§ Assigned task:
Exactly what is written in the records below should be returned, minus the images.
*** Task inputs ***
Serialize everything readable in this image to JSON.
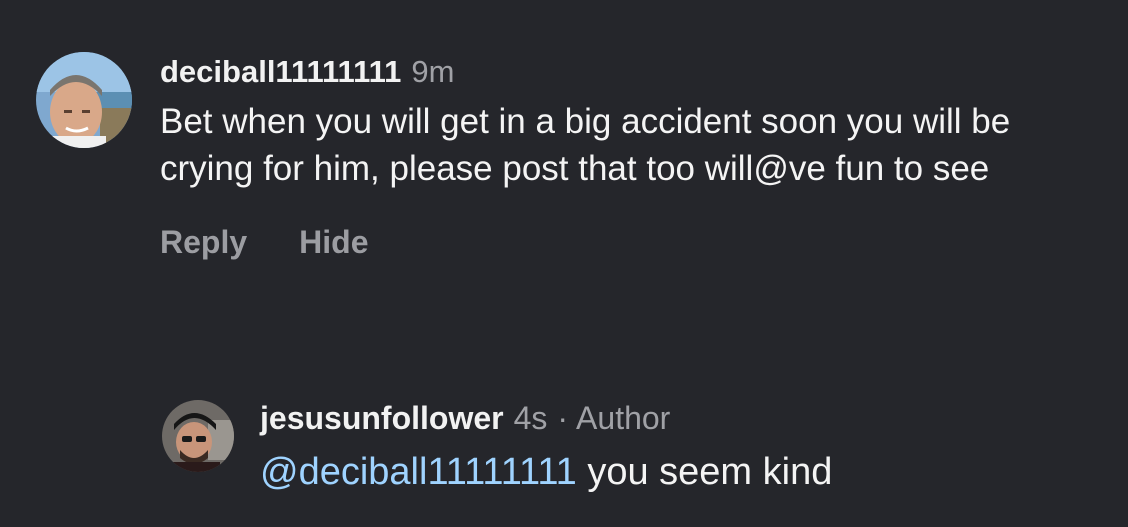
{
  "comments": [
    {
      "username": "deciball11111111",
      "time": "9m",
      "text": "Bet when you will get in a big accident soon you will be crying for him, please post that too will@ve fun to see",
      "actions": {
        "reply": "Reply",
        "hide": "Hide"
      }
    },
    {
      "username": "jesusunfollower",
      "time": "4s",
      "separator": "·",
      "badge": "Author",
      "mention": "@deciball11111111",
      "text": " you seem kind"
    }
  ],
  "colors": {
    "background": "#25262b",
    "mention": "#9fd3ff",
    "muted": "#a0a1a6"
  }
}
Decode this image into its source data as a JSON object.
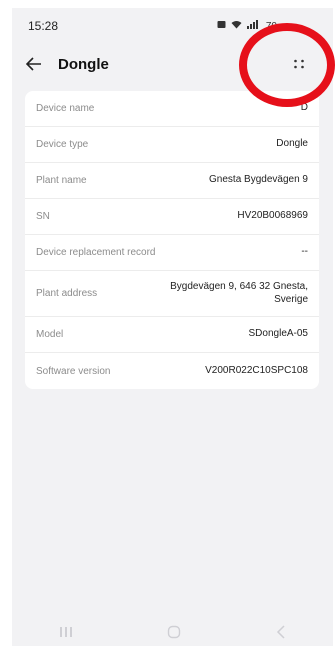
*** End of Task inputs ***
§ Answer space:
Serialize everything readable in this image to JSON.
{
  "comments": [
    {
      "username": "deciball11111111",
      "time": "9m",
      "text": "Bet when you will get in a big accident soon you will be crying for him, please post that too will@ve fun to see",
      "actions": {
        "reply": "Reply",
        "hide": "Hide"
      }
    },
    {
      "username": "jesusunfollower",
      "time": "4s",
      "separator": "·",
      "badge": "Author",
      "mention": "@deciball11111111",
      "text": " you seem kind"
    }
  ],
  "colors": {
    "background": "#25262b",
    "mention": "#9fd3ff",
    "muted": "#a0a1a6"
  }
}
Decode this image into its source data as a JSON object.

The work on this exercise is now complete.